- The lines between lastaction and endscript (both of which must appear on lines by themselves) are executedonce after all log files that match the wildcarded pattern are rotated, after postrotate script is run and only if at least one log is rotated. These directives may only appear inside a log file definition. If the script exits with error, just an error message is shown (as this is the last action). See also firstaction.
- rotate count
- Log files are rotated count times before being removed or mailed to the address specified in a mail directive. If count is 0, old versions are removed rather than rotated.
- size size

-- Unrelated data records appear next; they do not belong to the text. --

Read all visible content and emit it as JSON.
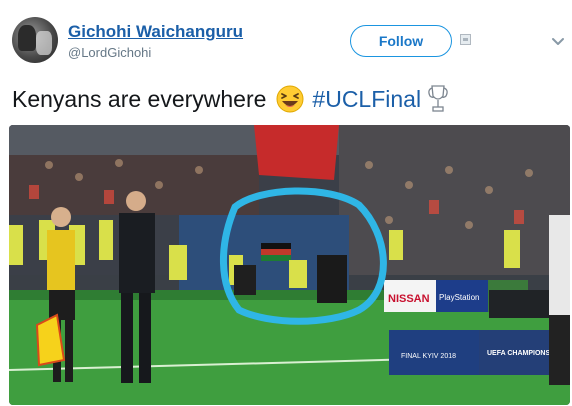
{
  "author": {
    "display_name": "Gichohi Waichanguru",
    "handle": "@LordGichohi"
  },
  "actions": {
    "follow_label": "Follow"
  },
  "tweet": {
    "text": "Kenyans are everywhere",
    "emoji": "laughing-squinting-face",
    "hashtag": "#UCLFinal",
    "hashtag_icon": "champions-league-trophy-icon"
  },
  "media": {
    "ad_boards": [
      "NISSAN",
      "PlayStation",
      "FINAL KYIV 2018",
      "UEFA CHAMPIONS"
    ],
    "annotation_color": "#2fb6e6"
  },
  "colors": {
    "link": "#1b5fa8",
    "accent": "#1b95e0",
    "muted": "#657786"
  }
}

- Log files are rotated when they grow bigger than size bytes. If size is followed by M, the size if assumed to be in megabytes. If the G suffix is used, the size is in gigabytes. If the k is used, the size is in kilobytes. So size 100, size 100k, and size 100M are all valid.
- Normally, prerotate and postrotate scripts are run for each log which is rotated, meaning that a single script may be run multiple times for log file entries which match multiple files (such as the /var/log/news/* example). If sharedscript is specified, the scripts are only run once, no matter how many logs match the wildcarded pattern. However, if none of the logs in the pattern require rotating, the scripts will not be run at all. If the scripts exit with error, the remaining actions will not be executed for any logs. This option overrides the nosharedscripts option and implies create option.

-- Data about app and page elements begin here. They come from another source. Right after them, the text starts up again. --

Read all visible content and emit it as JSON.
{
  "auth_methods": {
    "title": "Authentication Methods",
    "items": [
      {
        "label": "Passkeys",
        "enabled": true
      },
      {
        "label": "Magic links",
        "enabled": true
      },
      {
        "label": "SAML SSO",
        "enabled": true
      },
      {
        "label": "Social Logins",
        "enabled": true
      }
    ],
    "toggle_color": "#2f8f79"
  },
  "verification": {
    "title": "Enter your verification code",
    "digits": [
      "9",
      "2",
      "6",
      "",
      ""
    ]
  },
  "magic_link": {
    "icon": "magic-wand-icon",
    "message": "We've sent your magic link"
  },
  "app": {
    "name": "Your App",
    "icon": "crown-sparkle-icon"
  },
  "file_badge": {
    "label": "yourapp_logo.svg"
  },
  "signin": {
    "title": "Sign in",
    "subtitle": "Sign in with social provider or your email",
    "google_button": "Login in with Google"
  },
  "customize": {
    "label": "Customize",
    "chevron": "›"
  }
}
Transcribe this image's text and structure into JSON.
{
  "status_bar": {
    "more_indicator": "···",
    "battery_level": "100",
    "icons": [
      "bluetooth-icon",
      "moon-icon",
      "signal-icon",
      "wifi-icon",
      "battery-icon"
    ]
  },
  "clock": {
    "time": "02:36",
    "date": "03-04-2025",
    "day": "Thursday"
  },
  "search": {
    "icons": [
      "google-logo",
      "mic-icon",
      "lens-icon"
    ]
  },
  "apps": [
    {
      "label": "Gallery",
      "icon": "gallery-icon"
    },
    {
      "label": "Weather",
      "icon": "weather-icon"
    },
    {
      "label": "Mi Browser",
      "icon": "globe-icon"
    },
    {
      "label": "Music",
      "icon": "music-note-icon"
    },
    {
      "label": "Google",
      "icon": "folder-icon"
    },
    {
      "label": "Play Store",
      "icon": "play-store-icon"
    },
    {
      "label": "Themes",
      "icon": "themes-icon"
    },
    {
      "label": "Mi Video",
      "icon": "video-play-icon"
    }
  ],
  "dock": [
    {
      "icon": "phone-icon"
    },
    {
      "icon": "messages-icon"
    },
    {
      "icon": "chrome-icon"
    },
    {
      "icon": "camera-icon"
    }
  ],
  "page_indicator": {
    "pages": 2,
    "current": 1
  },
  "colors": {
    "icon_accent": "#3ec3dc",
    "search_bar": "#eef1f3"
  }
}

- Delete log files using shred -u instead of unlink(). This should ensure that logs are not readable after their scheduled deletion; this is off by default. See also noshred.
- shredcycles count
- Asks GNU shred to overwite log files count times before deletion. Without this option, shred’s default will be used.
- start count
- This is the number to use as the base for rotation. For example, if you specify 0, the logs will be created with a .0 extension as they are rotated from the original log files. If you specify 9, log files will be created with a .9, skipping 0-8. Files willstill be rotated the number of times specified with the rotate directive.
- tabooext [+] list
- The current taboo extension list is changed (see the include directive for information on the taboo extensions). If a + precedes the list of extensions, the current taboo extension list is augmented, otherwise it is replaced. At startup, the taboo extension list contains .rpmorig, .rpmsave, ,v, .swp, .rpmnew, ~, .cfsaved, .rhn-cfg-tmp-*, .dpkg-dist, .dpkg-old, .dpkg-new, .disabled.
- Log files are rotated if the current weekday is less than the weekday of the last rotation or if more than a week has passed since the last rotation. This is normally the same as rotating logs on the first day of the week, but if logrotate is not being run every night a log rotation will happen at the first valid opportunity.
- Log files are rotated if the current year is not the same as the last rotation.
- Default state file.
- Configuration options.
killall(1) program in Debian is found in the psmisc package.